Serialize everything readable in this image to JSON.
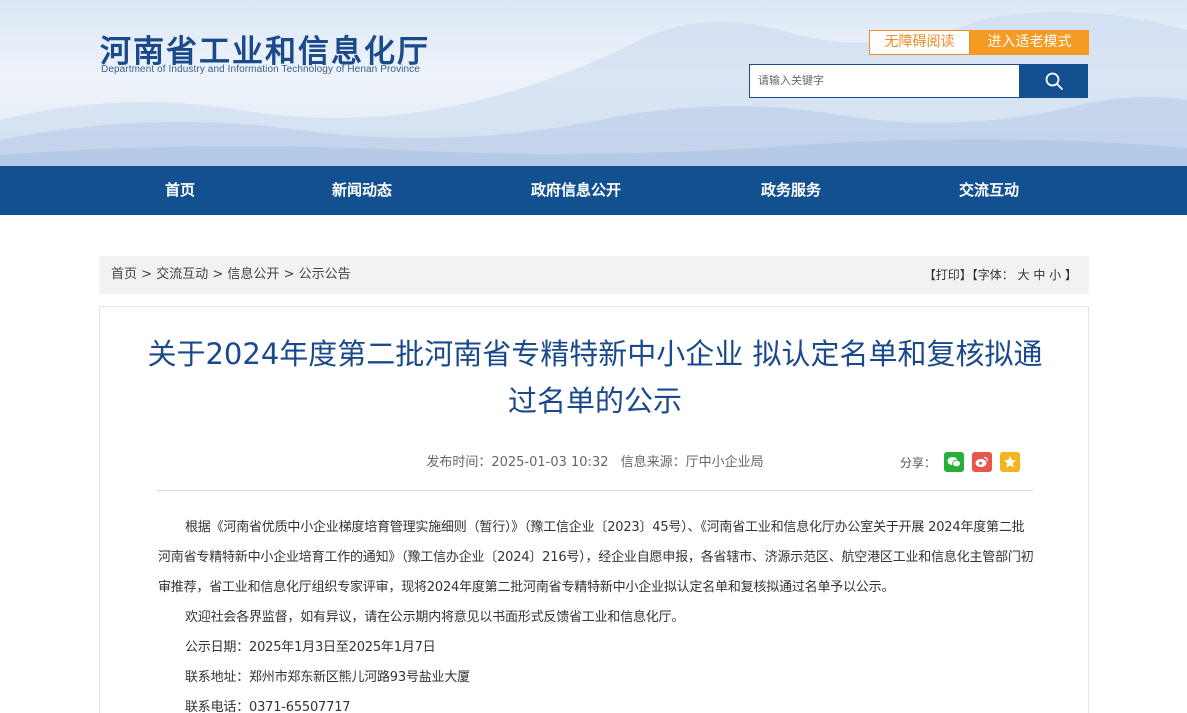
{
  "site": {
    "name_cn": "河南省工业和信息化厅",
    "name_en": "Department of Industry and Information Technology of Henan Province"
  },
  "top_buttons": {
    "accessibility": "无障碍阅读",
    "elder_mode": "进入适老模式"
  },
  "search": {
    "placeholder": "请输入关键字",
    "icon": "search-icon"
  },
  "nav": {
    "items": [
      "首页",
      "新闻动态",
      "政府信息公开",
      "政务服务",
      "交流互动"
    ]
  },
  "breadcrumb": {
    "items": [
      "首页",
      "交流互动",
      "信息公开",
      "公示公告"
    ],
    "separator": ">",
    "tools": "【打印】【字体： 大 中 小 】"
  },
  "article": {
    "title": "关于2024年度第二批河南省专精特新中小企业 拟认定名单和复核拟通过名单的公示",
    "publish_time": "发布时间：2025-01-03 10:32",
    "source": "信息来源：厅中小企业局",
    "share_label": "分享：",
    "share_icons": [
      "wechat-icon",
      "weibo-icon",
      "favorite-icon"
    ],
    "paragraphs": [
      "根据《河南省优质中小企业梯度培育管理实施细则（暂行）》（豫工信企业〔2023〕45号）、《河南省工业和信息化厅办公室关于开展 2024年度第二批河南省专精特新中小企业培育工作的通知》（豫工信办企业〔2024〕216号），经企业自愿申报，各省辖市、济源示范区、航空港区工业和信息化主管部门初审推荐，省工业和信息化厅组织专家评审，现将2024年度第二批河南省专精特新中小企业拟认定名单和复核拟通过名单予以公示。",
      "欢迎社会各界监督，如有异议，请在公示期内将意见以书面形式反馈省工业和信息化厅。",
      "公示日期：2025年1月3日至2025年1月7日",
      "联系地址：郑州市郑东新区熊儿河路93号盐业大厦",
      "联系电话：0371-65507717"
    ]
  },
  "colors": {
    "brand_blue": "#12508f",
    "title_blue": "#1a4a8c",
    "accent_orange": "#f59a23",
    "wechat_green": "#2aae3a",
    "weibo_red": "#e5574b",
    "favorite_yellow": "#f2b51b"
  }
}
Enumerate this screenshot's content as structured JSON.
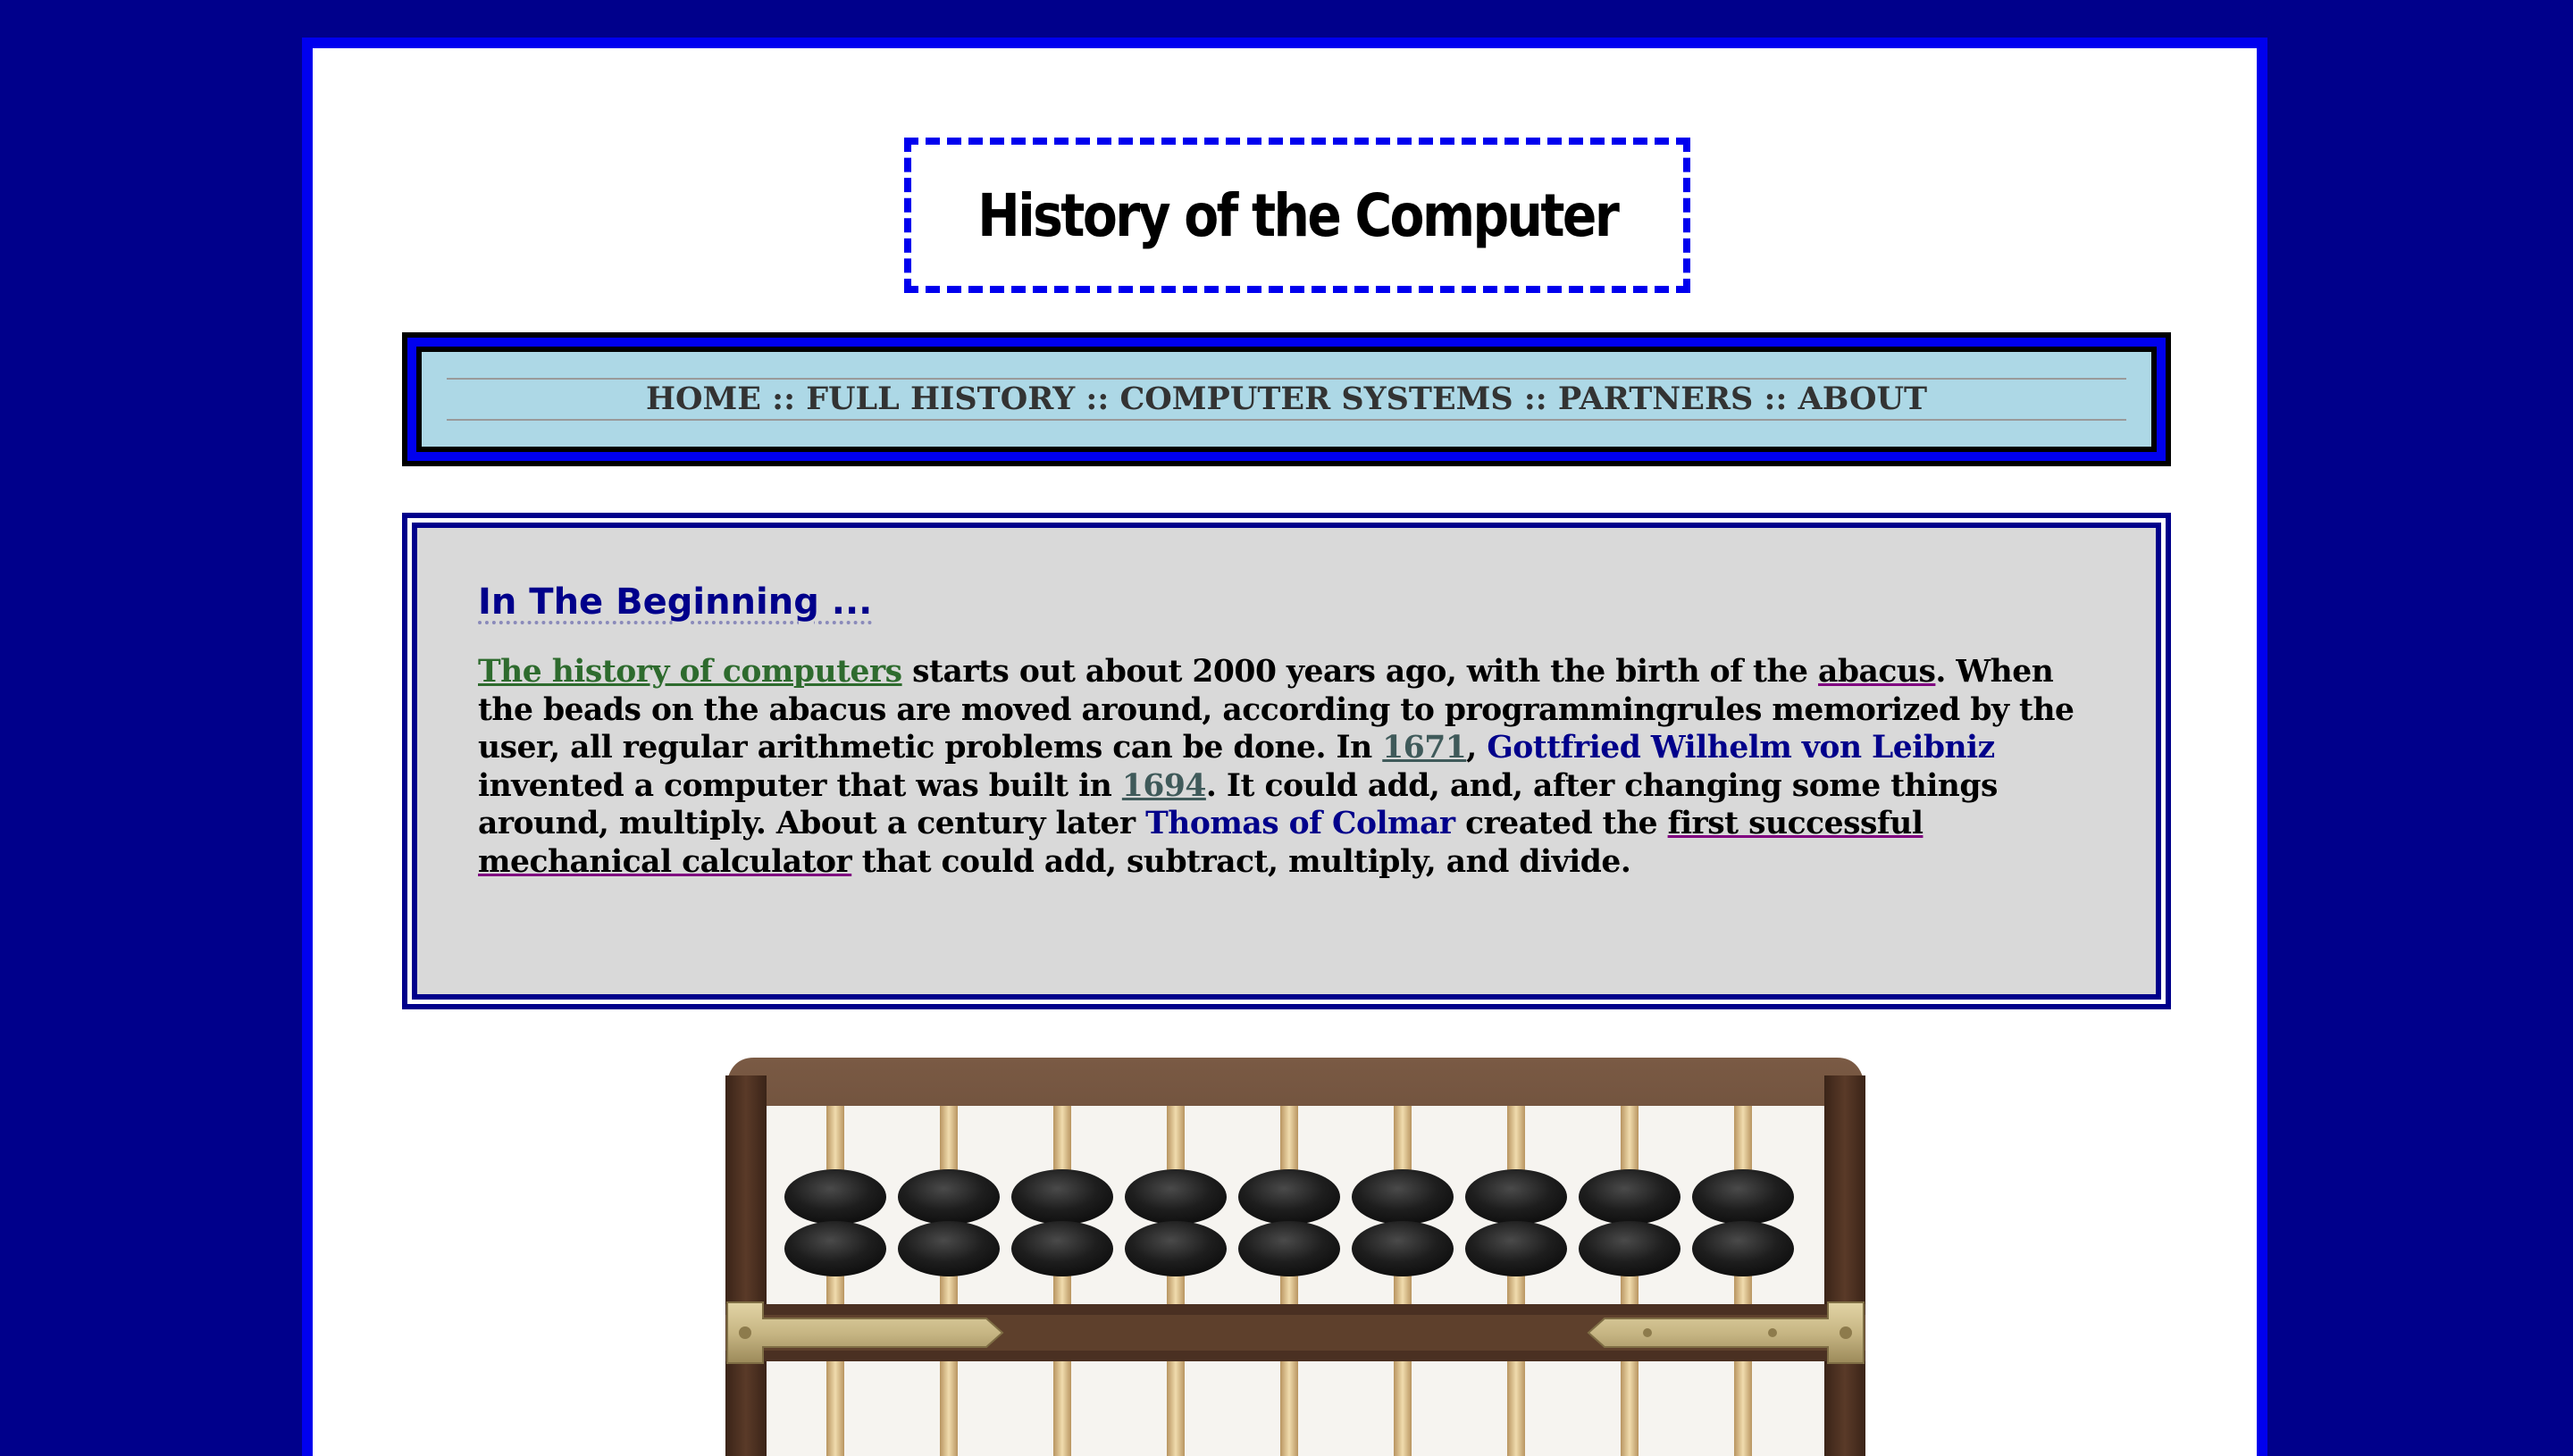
{
  "header": {
    "title": "History of the Computer"
  },
  "nav": {
    "items": [
      {
        "label": "HOME"
      },
      {
        "label": "FULL HISTORY"
      },
      {
        "label": "COMPUTER SYSTEMS"
      },
      {
        "label": "PARTNERS"
      },
      {
        "label": "ABOUT"
      }
    ],
    "separator": "::"
  },
  "main": {
    "heading": "In The Beginning ...",
    "paragraph": {
      "link_history": "The history of computers",
      "t1": " starts out about 2000 years ago, with the birth of the ",
      "link_abacus": "abacus",
      "t2": ". When the beads on the abacus are moved around, according to programmingrules memorized by the user, all regular arithmetic problems can be done. In ",
      "link_1671": "1671",
      "t3": ", ",
      "name_leibniz": "Gottfried Wilhelm von Leibniz",
      "t4": " invented a computer that was built in ",
      "link_1694": "1694",
      "t5": ". It could add, and, after changing some things around, multiply. About a century later ",
      "name_thomas": "Thomas of Colmar",
      "t6": " created the ",
      "link_calculator": "first successful mechanical calculator",
      "t7": " that could add, subtract, multiply, and divide."
    }
  },
  "image": {
    "subject": "abacus-photo",
    "colors": {
      "frame": "#4a3022",
      "bead": "#1e1e1e",
      "rod": "#d8b98a",
      "brass": "#c9b98c"
    }
  }
}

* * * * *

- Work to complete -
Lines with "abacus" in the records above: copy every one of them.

- Expected answer -
      "link_abacus": "abacus",
      "t2": ". When the beads on the abacus are moved around, according to programmingrules memorized by the user, all regular arithmetic problems can be done. In ",
    "subject": "abacus-photo",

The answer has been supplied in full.